== Segment start ==

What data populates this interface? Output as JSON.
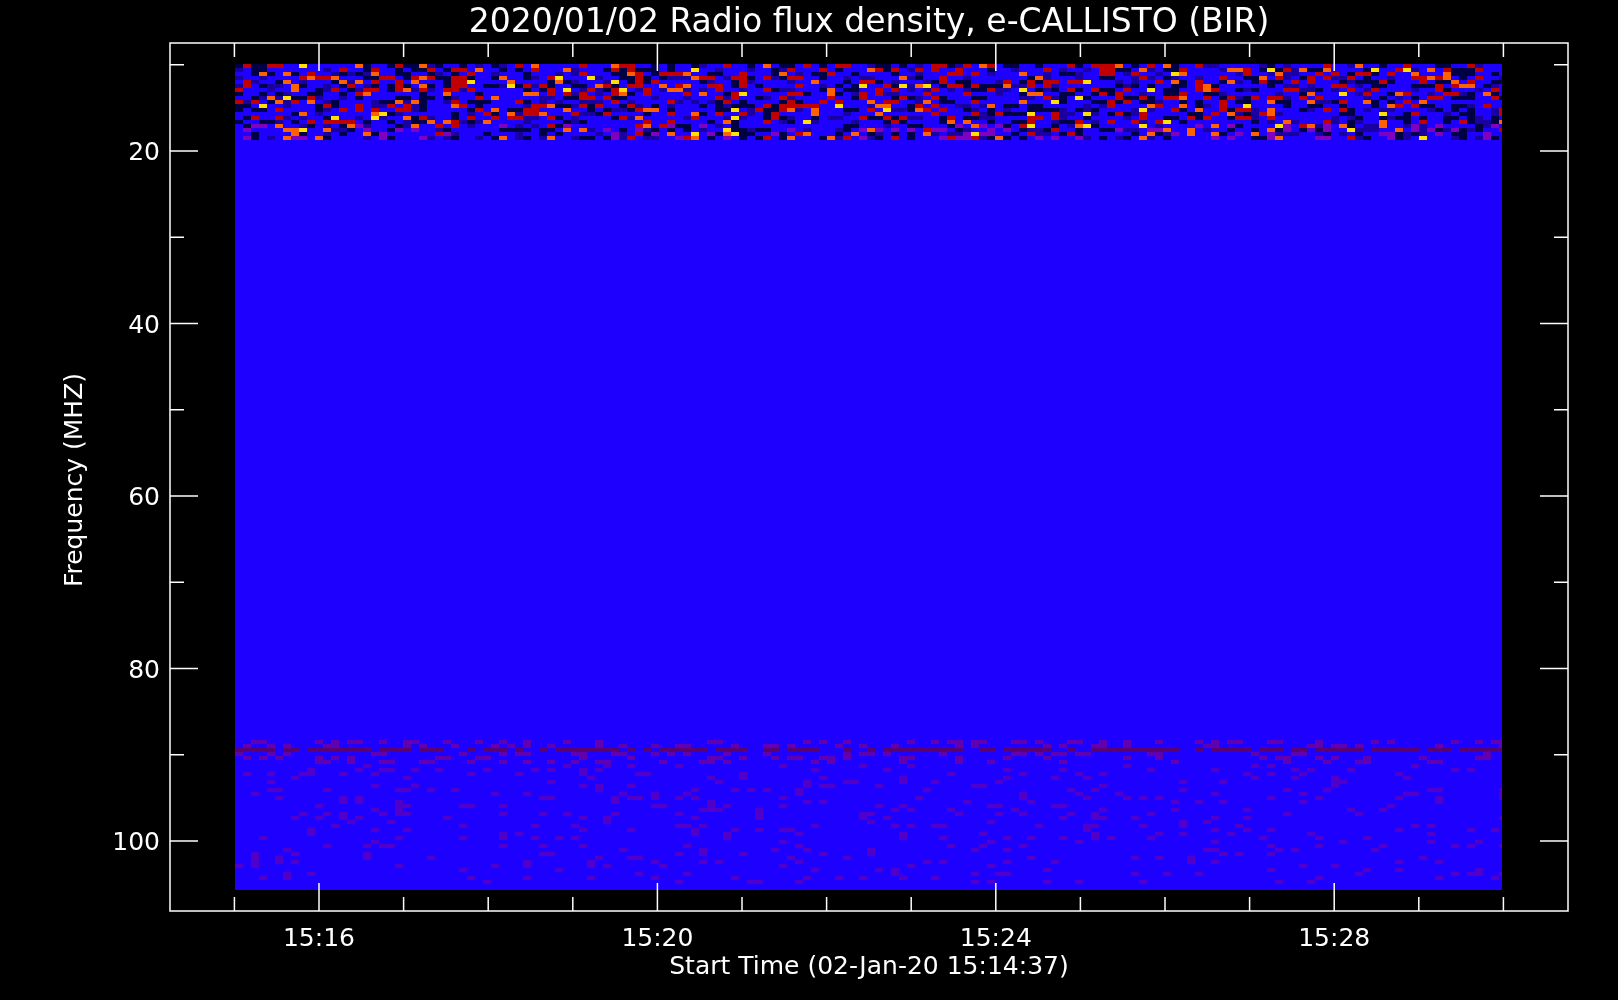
{
  "title": "2020/01/02  Radio flux density, e-CALLISTO (BIR)",
  "y_axis": {
    "label": "Frequency (MHZ)",
    "ticks": [
      "20",
      "40",
      "60",
      "80",
      "100"
    ]
  },
  "x_axis": {
    "label": "Start Time (02-Jan-20 15:14:37)",
    "ticks": [
      "15:16",
      "15:20",
      "15:24",
      "15:28"
    ]
  }
}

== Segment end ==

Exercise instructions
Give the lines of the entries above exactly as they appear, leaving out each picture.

Written response
What data populates this interface? Output as JSON.
{
  "title": "2020/01/02  Radio flux density, e-CALLISTO (BIR)",
  "y_axis": {
    "label": "Frequency (MHZ)",
    "ticks": [
      "20",
      "40",
      "60",
      "80",
      "100"
    ]
  },
  "x_axis": {
    "label": "Start Time (02-Jan-20 15:14:37)",
    "ticks": [
      "15:16",
      "15:20",
      "15:24",
      "15:28"
    ]
  }
}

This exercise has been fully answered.